May 24 2023 08:00 AM

It’s often not easy, but when life hands out lemons, a positive outlook can help turn them into lemonade.

Stress is part of life, and in some ways, it can motivate us to do better and be better. Unfortunately, too much stress or prolonged stress can have lasting impacts on our mood, our energy level, our work performance, and our relationships.

“Stress can cause a wide variety of health conditions,” said Jill Varner during a Penn State Extension podcast. Varner serves as a food, family, and health educator for Penn State Extension.

She explained that stress can lead to cardiovascular diseases, digestive disorders, and reduced immune function that may open the door to more sickness. These negative health consequences are just one reason Varner said that stress should be talked about and managed.

A key to reining in stress levels is to have the right mindset. “It is very important, when facing situations out of our control, to keep in mind what you can control,” Varner said. “Having the right mindset can help increase productivity and your resilience.”

The first step of cultivating a positive mindset, Varner shared, is to accept the situation you are in. “Making acceptance part of your mindset helps save time and energy by letting you focus on potential solutions instead of getting caught up on stressors or the situation at hand,” Varner noted.

She said to make acceptance part of your vocabulary. When in a stressful period, pause, accept the situation, then begin problem solving.

“If you are in peak stress mode, it is very hard to make a decision and get out of the circle of stress,” Varner said. “Accept things where they are so you can move on and make positive, healthy decisions.”

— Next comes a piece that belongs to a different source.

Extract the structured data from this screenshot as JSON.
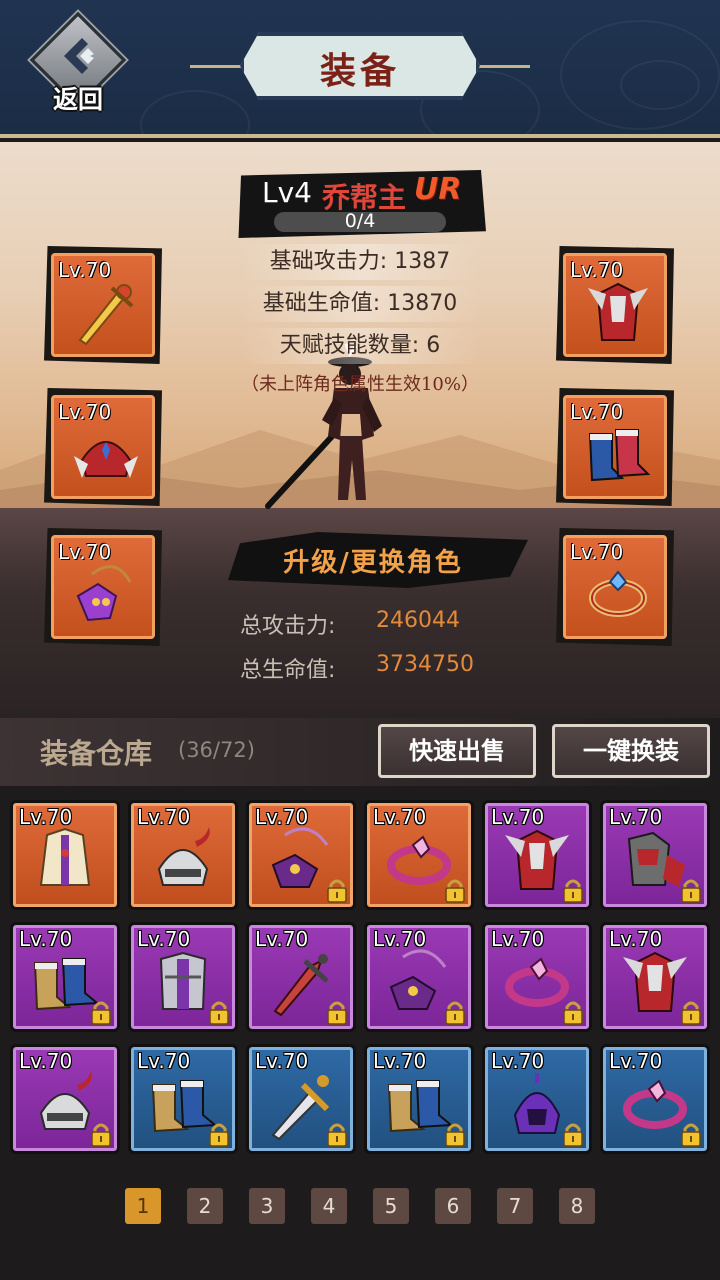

When a person is in chronic state of stress, the body goes through physiological changes that skew our perception. Varner likened it to a glass of water with dirt poured into it. It is impossible to see clearly through murky water, and that murky water represents our brains during prolonged periods of stress.

Whether dealing with acute or chronic stress, some of the same techniques can be used to tackle it. Varner emphasized that a positive mindset and positive self-talk really help influence your perception and prepare you to better deal with a stressful situation.

Meditating and deep breathing are useful calming techniques. Varner shared a method called “4-4-4-4 breathing.” Breathe in for four seconds, hold it for four seconds, and exhale for four seconds. Repeat this pattern four times. “Focusing on taking deep breaths calms your mind and body,” Varner explained.

She also emphasized the importance of exercise and taking breaks to move around if doing a sedentary task, such as driving a tractor all day. Breaks and physical movement help the brain refocus.

Varner also said to find a positive social network in your area. This could be joining the local volunteer fire department or a community group. Participate in activities you enjoy, and allow yourself time to do things you love, she said.

To conclude the podcast, she circled back to the idea of positive self-talk. “It is very common when we are dealing with stress that we are our own worst critic,” she said.

The body hears what the mind thinks, she continued. “Tell yourself you can overcome any challenge. You can adapt. You have come through tough times before,” she said. She recommended choosing three words that help maintain your desired mindset. The examples she shared were calm, capable, and controlled.

Stress is part of life, but it doesn’t have to take over your life. “You can’t always avoid difficult situations, but you can absolutely choose the reactions you have when you experience them,” Varner stated.

Since 1949, May has been identified as Mental Health Awareness Month. The purpose of this designation is to help raise awareness and reduce the stigma around mental health challenges. It is also a great time to focus on ways to reduce the stress caused by farming and everyday life before it becomes a bigger mountain to climb.

Abby Bauer

The author is the senior associate editor and covers animal health, dairy housing and equipment, and nutrient management. She grew up on a dairy farm near Plymouth, Wis., and previously served as a University of Wisconsin agricultural extension agent. She received a master’s degree from North Carolina State University and a bachelor’s from the University of Wisconsin-Madison.